A group of high-profile investors has called on George Osborne to address the lack of a 2030 decarbonisation target in the energy bill, which they say is blocking clean energy projects and discouraging investment.
The letter, signed by Aviva Investors, Triodos Bank and WHEB Partners among others, asks the chancellor to include a “meaningful” target in the legislation, as the Conservative party conference takes place in Manchester.
The signatories argue that the target is essential to give investors the confidence and safety to put capital into low-carbon projects. The lack of a carbon target is stalling investment and preventing green growth, as well as the creation of jobs in the clean technologies sector.
Steve Waygood, chief responsible investment officer at Aviva Investors, said, “As investors, we acknowledge that climate change represents a significant threat to global GDP and consequently the value of the assets we manage.
“We are increasingly factoring climate change risks into the decisions we make, but the confusion over medium-term energy policy is a significant impediment. We call on the chancellor to support legally binding decarbonisation targets, which will benefit all stakeholders in the investment chain.”
Last year during the party’s conference, over 50 businesses asked the chancellor for a decarbonisation target for the power sector.

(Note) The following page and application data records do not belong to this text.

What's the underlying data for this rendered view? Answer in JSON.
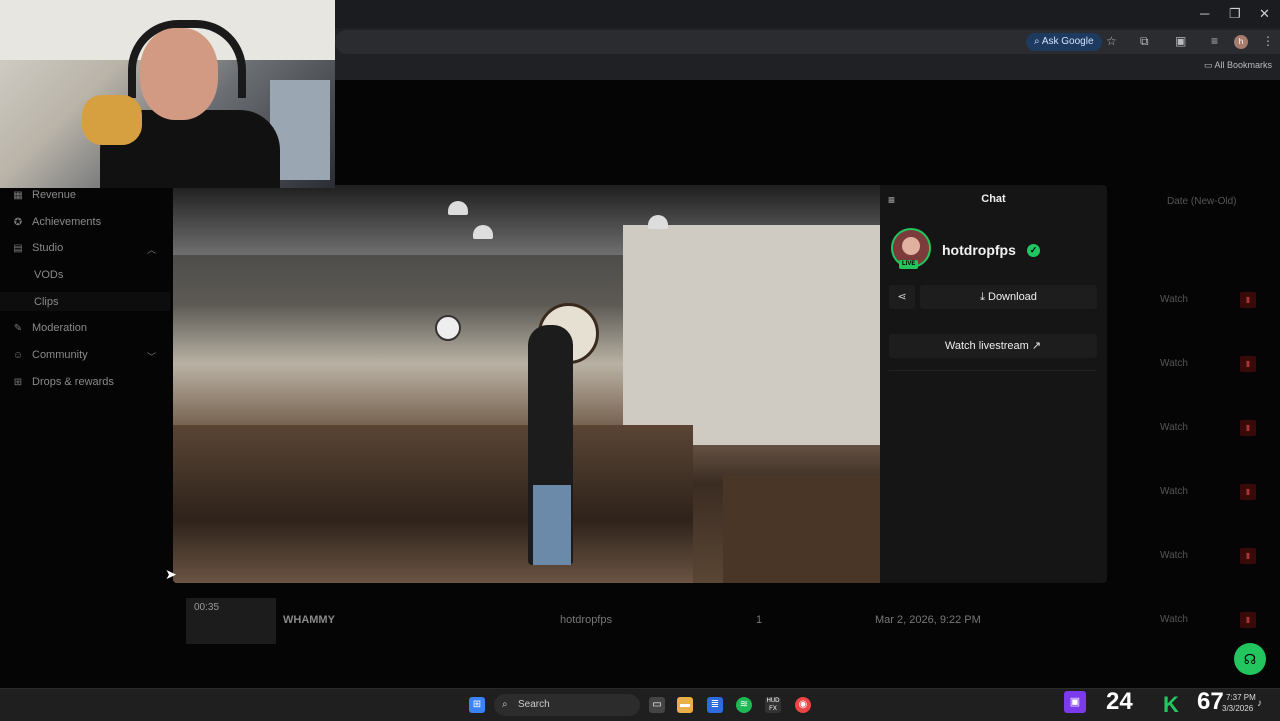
{
  "browser": {
    "ask_google": "Ask Google",
    "all_bookmarks": "All Bookmarks",
    "profile_initial": "h",
    "window_minimize": "─",
    "window_restore": "❐",
    "window_close": "✕"
  },
  "sidebar": {
    "items": [
      {
        "label": "Revenue",
        "icon": "revenue-icon"
      },
      {
        "label": "Achievements",
        "icon": "trophy-icon"
      },
      {
        "label": "Studio",
        "icon": "studio-icon"
      },
      {
        "label": "VODs"
      },
      {
        "label": "Clips"
      },
      {
        "label": "Moderation",
        "icon": "wrench-icon"
      },
      {
        "label": "Community",
        "icon": "community-icon"
      },
      {
        "label": "Drops & rewards",
        "icon": "gift-icon"
      }
    ]
  },
  "table": {
    "sort_label": "Date (New-Old)",
    "watch_label": "Watch",
    "last_row": {
      "duration": "00:35",
      "title": "WHAMMY",
      "channel": "hotdropfps",
      "count": "1",
      "date": "Mar 2, 2026, 9:22 PM",
      "action": "Watch"
    }
  },
  "chat_panel": {
    "title": "Chat",
    "channel_name": "hotdropfps",
    "live_badge": "LIVE",
    "download_label": "Download",
    "watch_livestream_label": "Watch livestream"
  },
  "taskbar": {
    "search_label": "Search",
    "stat_left": "24",
    "stat_right": "67",
    "clock_time": "7:37 PM",
    "clock_date": "3/3/2026",
    "hud_label": "HUD FX"
  },
  "colors": {
    "accent_green": "#22c55e",
    "twitch_purple": "#7c3aed",
    "delete_red": "#a33"
  }
}
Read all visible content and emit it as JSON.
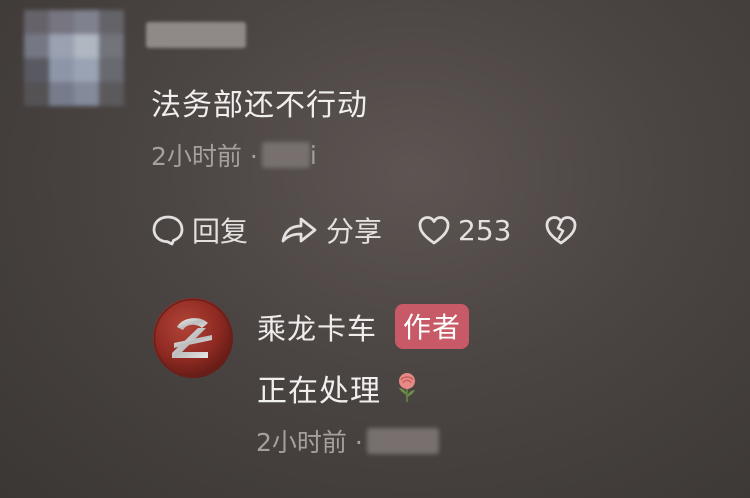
{
  "comment": {
    "text": "法务部还不行动",
    "time": "2小时前 ·",
    "location_trail": "i",
    "actions": {
      "reply_label": "回复",
      "share_label": "分享",
      "like_count": "253"
    }
  },
  "reply": {
    "name": "乘龙卡车",
    "badge": "作者",
    "text": "正在处理",
    "time": "2小时前 ·"
  },
  "colors": {
    "badge_bg": "#c85a67",
    "avatar_red": "#8f2a22",
    "text_primary": "#f1efee",
    "text_secondary": "#a5a09e"
  },
  "icons": {
    "reply": "speech-bubble-icon",
    "share": "share-arrow-icon",
    "like": "heart-outline-icon",
    "dislike": "broken-heart-icon",
    "rose": "rose-emoji-icon"
  }
}
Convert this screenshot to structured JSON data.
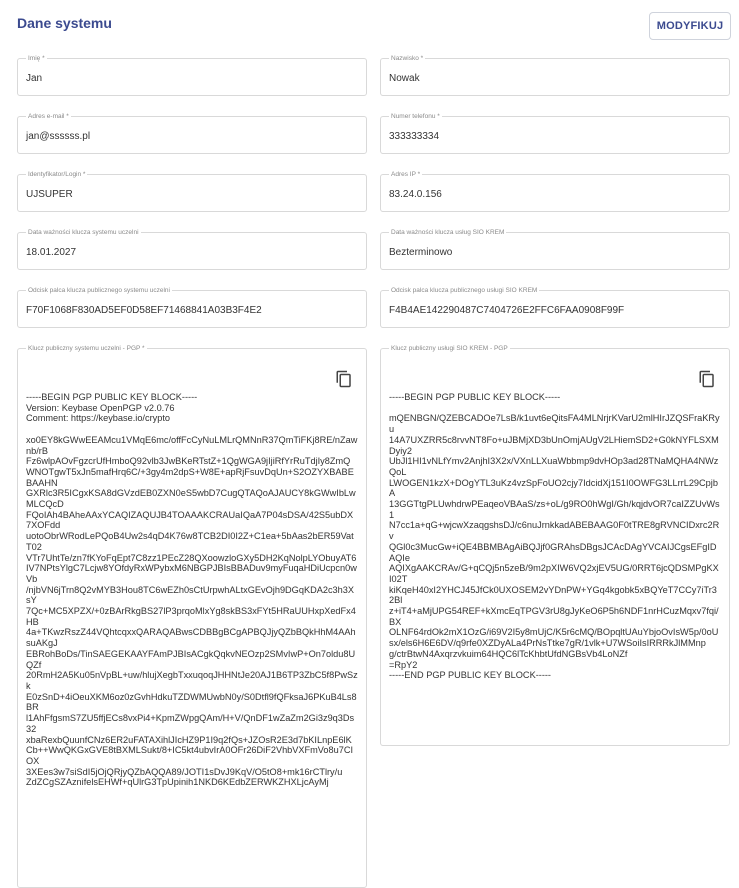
{
  "header": {
    "title": "Dane systemu",
    "modify_label": "MODYFIKUJ"
  },
  "fields": {
    "first_name": {
      "label": "Imię *",
      "value": "Jan"
    },
    "last_name": {
      "label": "Nazwisko *",
      "value": "Nowak"
    },
    "email": {
      "label": "Adres e-mail *",
      "value": "jan@ssssss.pl"
    },
    "phone": {
      "label": "Numer telefonu *",
      "value": "333333334"
    },
    "login": {
      "label": "Identyfikator/Login *",
      "value": "UJSUPER"
    },
    "ip": {
      "label": "Adres IP *",
      "value": "83.24.0.156"
    },
    "key_expiry_system": {
      "label": "Data ważności klucza systemu uczelni",
      "value": "18.01.2027"
    },
    "key_expiry_sio": {
      "label": "Data ważności klucza usług SIO KREM",
      "value": "Bezterminowo"
    },
    "fingerprint_system": {
      "label": "Odcisk palca klucza publicznego systemu uczelni",
      "value": "F70F1068F830AD5EF0D58EF71468841A03B3F4E2"
    },
    "fingerprint_sio": {
      "label": "Odcisk palca klucza publicznego usługi SIO KREM",
      "value": "F4B4AE142290487C7404726E2FFC6FAA0908F99F"
    }
  },
  "keys": {
    "system": {
      "label": "Klucz publiczny systemu uczelni - PGP *",
      "copy_icon": "copy-icon",
      "text": "-----BEGIN PGP PUBLIC KEY BLOCK-----\nVersion: Keybase OpenPGP v2.0.76\nComment: https://keybase.io/crypto\n\nxo0EY8kGWwEEAMcu1VMqE6mc/offFcCyNuLMLrQMNnR37QmTiFKj8RE/nZawnb/rB\nFz6wlpAOvFgzcrUfHmboQ92vlb3JwBKeRTstZ+1QgWGA9jIjiRfYrRuTdjIy8ZmQ\nWNOTgwT5xJn5mafHrq6C/+3gy4m2dpS+W8E+apRjFsuvDqUn+S2OZYXBABEBAAHN\nGXRlc3R5ICgxKSA8dGVzdEB0ZXN0eS5wbD7CugQTAQoAJAUCY8kGWwIbLwMLCQcD\nFQoIAh4BAheAAxYCAQIZAQUJB4TOAAAKCRAUaIQaA7P04sDSA/42S5ubDX7XOFdd\nuotoObrWRodLePQoB4Uw2s4qD4K76w8TCB2DI0I2Z+C1ea+5bAas2bER59Vat T02\nVTr7UhtTe/zn7fKYoFqEpt7C8zz1PEcZ28QXoowzloGXy5DH2KqNolpLYObuyAT6\nIV7NPtsYlgC7Lcjw8YOfdyRxWPybxM6NBGPJBIsBBADuv9myFuqaHDiUcpcn0wVb\n/njbVN6jTrn8Q2vMYB3Hou8TC6wEZh0sCtUrpwhALtxGEvOjh9DGqKDA2c3h3XsY\n7Qc+MC5XPZX/+0zBArRkgBS27lP3prqoMlxYg8skBS3xFYt5HRaUUHxpXedFx4HB\n4a+TKwzRszZ44VQhtcqxxQARAQABwsCDBBgBCgAPBQJjyQZbBQkHhM4AAhsuAKgJ\nEBRohBoDs/TinSAEGEKAAYFAmPJBIsACgkQqkvNEOzp2SMvIwP+On7oldu8UQZf\n20RmH2A5Ku05nVpBL+uw/hlujXegbTxxuqoqJHHNtJe20AJ1B6TP3ZbC5f8PwSzk\nE0zSnD+4iOeuXKM6oz0zGvhHdkuTZDWMUwbN0y/S0Dtfl9fQFksaJ6PKuB4Ls8BR\nl1AhFfgsmS7ZU5ffjECs8vxPi4+KpmZWpgQAm/H+V/QnDF1wZaZm2Gi3z9q3Ds32\nxbaRexbQuunfCNz6ER2uFATAXihlJIcHZ9P1I9q2fQs+JZOsR2E3d7bKILnpE6lK\nCb++WwQKGxGVE8tBXMLSukt/8+IC5kt4ubvIrA0OFr26DiF2VhbVXFmVo8u7CIOX\n3XEes3w7siSdI5jOjQRjyQZbAQQA89/JOTI1sDvJ9KqV/O5tO8+mk16rCTlry/u\nZdZCgSZAznifelsEHWf+qUlrG3TpUpinih1NKD6KEdbZERWKZHXLjcAyMj"
    },
    "sio": {
      "label": "Klucz publiczny usługi SIO KREM - PGP",
      "copy_icon": "copy-icon",
      "text": "-----BEGIN PGP PUBLIC KEY BLOCK-----\n\nmQENBGN/QZEBCADOe7LsB/k1uvt6eQitsFA4MLNrjrKVarU2mlHIrJZQSFraKRyu\n14A7UXZRR5c8rvvNT8Fo+uJBMjXD3bUnOmjAUgV2LHiemSD2+G0kNYFLSXMDyiy2\nUbJl1HI1vNLfYmv2AnjhI3X2x/VXnLLXuaWbbmp9dvHOp3ad28TNaMQHA4NWzQoL\nLWOGEN1kzX+DOgYTL3uKz4vzSpFoUO2cjy7IdcidXj151I0OWFG3LLrrL29CpjbA\n13GGTtgPLUwhdrwPEaqeoVBAaS/zs+oL/g9RO0hWgI/Gh/kqjdvOR7caIZZUvWs1\nN7cc1a+qG+wjcwXzaqgshsDJ/c6nuJrnkkadABEBAAG0F0tTRE8gRVNCIDxrc2Rv\nQGl0c3MucGw+iQE4BBMBAgAiBQJjf0GRAhsDBgsJCAcDAgYVCAIJCgsEFgIDAQIe\nAQIXgAAKCRAv/G+qCQj5n5zeB/9m2pXIW6VQ2xjEV5UG/0RRT6jcQDSMPgKXI02T\nkiKqeH40xI2YHCJ45JfCk0UXOSEM2vYDnPW+YGq4kgobk5xBQYeT7CCy7iTr32Bl\nz+iT4+aMjUPG54REF+kXmcEqTPGV3rU8gJyKeO6P5h6NDF1nrHCuzMqxv7fqi/BX\nOLNF64rdOk2mX1OzG/i69V2I5y8mUjC/K5r6cMQ/BOpqltUAuYbjoOvIsW5p/0oU\nsx/els6H6E6DV/q9rfe0XZDyALa4PrNsTtke7gR/1vlk+U7WSoiIsIRRRkJlMMnp\ng/ctrBtwN4Axqrzvkuim64HQC6lTcKhbtUfdNGBsVb4LoNZf\n=RpY2\n-----END PGP PUBLIC KEY BLOCK-----"
    }
  }
}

Simon Howard, chief executive of UK Sustainable Investment and Finance Association (UKSIF), said, “The continued investor support for a 2030 decarbonisation target highlights the significant appetite for the UK to lead the world in low-carbon energy solutions and to ensure security of supply.
“Both investors and businesses are looking for a clear commitment from government to further boost investment in an area which provides exceptional opportunities for long-term growth”.
The letter comes after Osborne said he doesn’t want the UK to take the lead in fighting climate change. The Intergovernmental Panel on Climate Change (IPCC) warned in its latest report that current greenhouse gas emissions have to be tackled down if we want to avoid a warming higher than 2C by the end of the century.